Entries taken from a collection
-.-.-

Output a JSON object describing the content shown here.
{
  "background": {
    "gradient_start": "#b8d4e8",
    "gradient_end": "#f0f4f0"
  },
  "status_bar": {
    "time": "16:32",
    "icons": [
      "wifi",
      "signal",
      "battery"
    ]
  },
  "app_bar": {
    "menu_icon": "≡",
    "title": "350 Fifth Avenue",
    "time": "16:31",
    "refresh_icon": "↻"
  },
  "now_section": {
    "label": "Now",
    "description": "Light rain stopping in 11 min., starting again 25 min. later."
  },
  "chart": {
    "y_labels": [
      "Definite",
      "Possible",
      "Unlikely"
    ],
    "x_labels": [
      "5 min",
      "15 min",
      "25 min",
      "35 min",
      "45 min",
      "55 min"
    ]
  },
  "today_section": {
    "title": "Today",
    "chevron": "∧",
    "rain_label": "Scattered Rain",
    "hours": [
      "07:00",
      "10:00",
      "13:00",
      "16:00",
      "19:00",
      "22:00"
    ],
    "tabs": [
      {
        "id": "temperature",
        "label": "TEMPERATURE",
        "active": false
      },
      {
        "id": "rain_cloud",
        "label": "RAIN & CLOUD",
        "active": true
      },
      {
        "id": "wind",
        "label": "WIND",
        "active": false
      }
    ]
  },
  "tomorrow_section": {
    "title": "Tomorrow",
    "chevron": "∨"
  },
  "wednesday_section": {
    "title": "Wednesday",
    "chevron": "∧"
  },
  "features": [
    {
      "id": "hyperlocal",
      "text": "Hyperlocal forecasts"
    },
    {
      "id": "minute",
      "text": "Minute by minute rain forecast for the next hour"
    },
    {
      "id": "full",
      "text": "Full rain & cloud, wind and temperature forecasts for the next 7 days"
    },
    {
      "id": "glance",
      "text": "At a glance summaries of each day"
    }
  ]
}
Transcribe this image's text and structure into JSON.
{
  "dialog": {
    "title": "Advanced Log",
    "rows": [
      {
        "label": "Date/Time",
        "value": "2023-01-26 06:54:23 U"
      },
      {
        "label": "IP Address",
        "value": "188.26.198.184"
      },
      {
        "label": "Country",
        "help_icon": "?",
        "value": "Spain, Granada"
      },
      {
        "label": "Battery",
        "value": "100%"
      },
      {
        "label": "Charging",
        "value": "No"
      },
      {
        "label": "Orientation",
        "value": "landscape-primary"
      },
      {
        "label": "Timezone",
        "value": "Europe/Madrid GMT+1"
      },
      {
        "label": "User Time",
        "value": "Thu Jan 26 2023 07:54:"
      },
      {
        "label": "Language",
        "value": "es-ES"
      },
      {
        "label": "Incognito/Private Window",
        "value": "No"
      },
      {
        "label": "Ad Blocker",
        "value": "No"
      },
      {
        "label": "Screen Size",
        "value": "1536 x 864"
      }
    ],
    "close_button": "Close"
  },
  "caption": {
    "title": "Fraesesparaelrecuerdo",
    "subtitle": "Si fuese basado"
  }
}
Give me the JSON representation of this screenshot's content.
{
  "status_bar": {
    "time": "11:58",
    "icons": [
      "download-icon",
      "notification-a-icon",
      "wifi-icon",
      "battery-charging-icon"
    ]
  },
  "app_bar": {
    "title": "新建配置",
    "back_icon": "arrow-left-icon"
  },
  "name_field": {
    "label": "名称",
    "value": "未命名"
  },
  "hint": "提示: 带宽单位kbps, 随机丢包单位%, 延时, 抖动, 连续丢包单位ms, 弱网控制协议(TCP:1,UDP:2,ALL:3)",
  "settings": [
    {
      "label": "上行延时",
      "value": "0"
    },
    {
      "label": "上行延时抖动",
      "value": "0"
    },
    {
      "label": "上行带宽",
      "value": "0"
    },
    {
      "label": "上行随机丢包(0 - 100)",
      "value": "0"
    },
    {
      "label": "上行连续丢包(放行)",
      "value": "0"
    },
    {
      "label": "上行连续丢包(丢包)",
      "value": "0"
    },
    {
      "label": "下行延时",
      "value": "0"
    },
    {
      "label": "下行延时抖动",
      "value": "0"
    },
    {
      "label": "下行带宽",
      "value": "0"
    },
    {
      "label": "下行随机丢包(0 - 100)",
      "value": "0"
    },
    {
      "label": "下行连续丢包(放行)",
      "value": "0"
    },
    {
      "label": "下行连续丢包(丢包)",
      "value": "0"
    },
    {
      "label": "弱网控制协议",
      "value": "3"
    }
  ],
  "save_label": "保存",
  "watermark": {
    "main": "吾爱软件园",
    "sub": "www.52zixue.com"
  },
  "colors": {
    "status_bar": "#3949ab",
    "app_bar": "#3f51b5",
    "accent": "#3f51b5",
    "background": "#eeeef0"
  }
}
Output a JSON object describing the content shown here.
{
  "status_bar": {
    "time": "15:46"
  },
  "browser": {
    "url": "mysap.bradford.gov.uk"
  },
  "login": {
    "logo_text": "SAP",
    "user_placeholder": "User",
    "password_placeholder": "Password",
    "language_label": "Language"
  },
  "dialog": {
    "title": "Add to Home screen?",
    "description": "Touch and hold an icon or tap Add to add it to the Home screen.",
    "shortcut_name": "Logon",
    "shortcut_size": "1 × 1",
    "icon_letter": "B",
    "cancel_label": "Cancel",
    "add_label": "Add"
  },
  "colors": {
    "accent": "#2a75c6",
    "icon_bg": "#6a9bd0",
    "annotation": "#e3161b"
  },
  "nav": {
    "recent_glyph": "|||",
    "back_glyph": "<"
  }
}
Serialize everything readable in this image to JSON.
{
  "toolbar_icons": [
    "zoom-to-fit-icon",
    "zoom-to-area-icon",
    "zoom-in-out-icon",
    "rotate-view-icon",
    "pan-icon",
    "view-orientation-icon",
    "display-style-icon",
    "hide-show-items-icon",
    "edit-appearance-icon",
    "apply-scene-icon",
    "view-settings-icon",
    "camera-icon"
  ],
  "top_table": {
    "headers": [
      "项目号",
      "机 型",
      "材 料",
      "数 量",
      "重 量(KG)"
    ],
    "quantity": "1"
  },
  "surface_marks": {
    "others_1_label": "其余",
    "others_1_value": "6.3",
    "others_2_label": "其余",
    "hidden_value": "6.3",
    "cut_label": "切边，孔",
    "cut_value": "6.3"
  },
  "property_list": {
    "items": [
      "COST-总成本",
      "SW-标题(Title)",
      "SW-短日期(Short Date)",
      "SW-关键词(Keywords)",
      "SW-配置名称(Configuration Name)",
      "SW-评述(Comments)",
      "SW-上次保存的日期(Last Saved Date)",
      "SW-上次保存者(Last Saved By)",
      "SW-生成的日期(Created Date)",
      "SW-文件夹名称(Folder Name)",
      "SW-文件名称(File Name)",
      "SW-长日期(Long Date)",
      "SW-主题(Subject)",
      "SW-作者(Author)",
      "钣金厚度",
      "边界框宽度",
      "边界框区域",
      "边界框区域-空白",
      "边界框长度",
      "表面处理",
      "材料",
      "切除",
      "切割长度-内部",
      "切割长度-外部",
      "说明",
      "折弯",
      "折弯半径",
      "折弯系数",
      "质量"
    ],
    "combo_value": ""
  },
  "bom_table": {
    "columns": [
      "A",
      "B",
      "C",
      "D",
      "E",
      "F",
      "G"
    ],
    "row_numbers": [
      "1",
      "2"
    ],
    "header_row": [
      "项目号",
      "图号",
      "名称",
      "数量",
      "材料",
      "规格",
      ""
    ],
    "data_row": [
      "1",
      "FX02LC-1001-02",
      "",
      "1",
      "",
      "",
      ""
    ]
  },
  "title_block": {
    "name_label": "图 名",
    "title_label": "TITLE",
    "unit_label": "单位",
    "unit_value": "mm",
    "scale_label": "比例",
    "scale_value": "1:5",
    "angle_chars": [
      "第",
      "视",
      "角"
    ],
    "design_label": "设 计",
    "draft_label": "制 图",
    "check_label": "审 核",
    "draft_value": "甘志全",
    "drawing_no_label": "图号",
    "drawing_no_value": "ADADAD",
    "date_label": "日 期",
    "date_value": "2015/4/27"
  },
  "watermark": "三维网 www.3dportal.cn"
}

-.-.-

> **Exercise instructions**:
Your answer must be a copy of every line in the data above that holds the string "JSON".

> **Result of the exercise**:
Output a JSON object describing the content shown here.
Transcribe this image's text and structure into JSON.
Give me the JSON representation of this screenshot's content.
Output a JSON object describing the content shown here.
Serialize everything readable in this image to JSON.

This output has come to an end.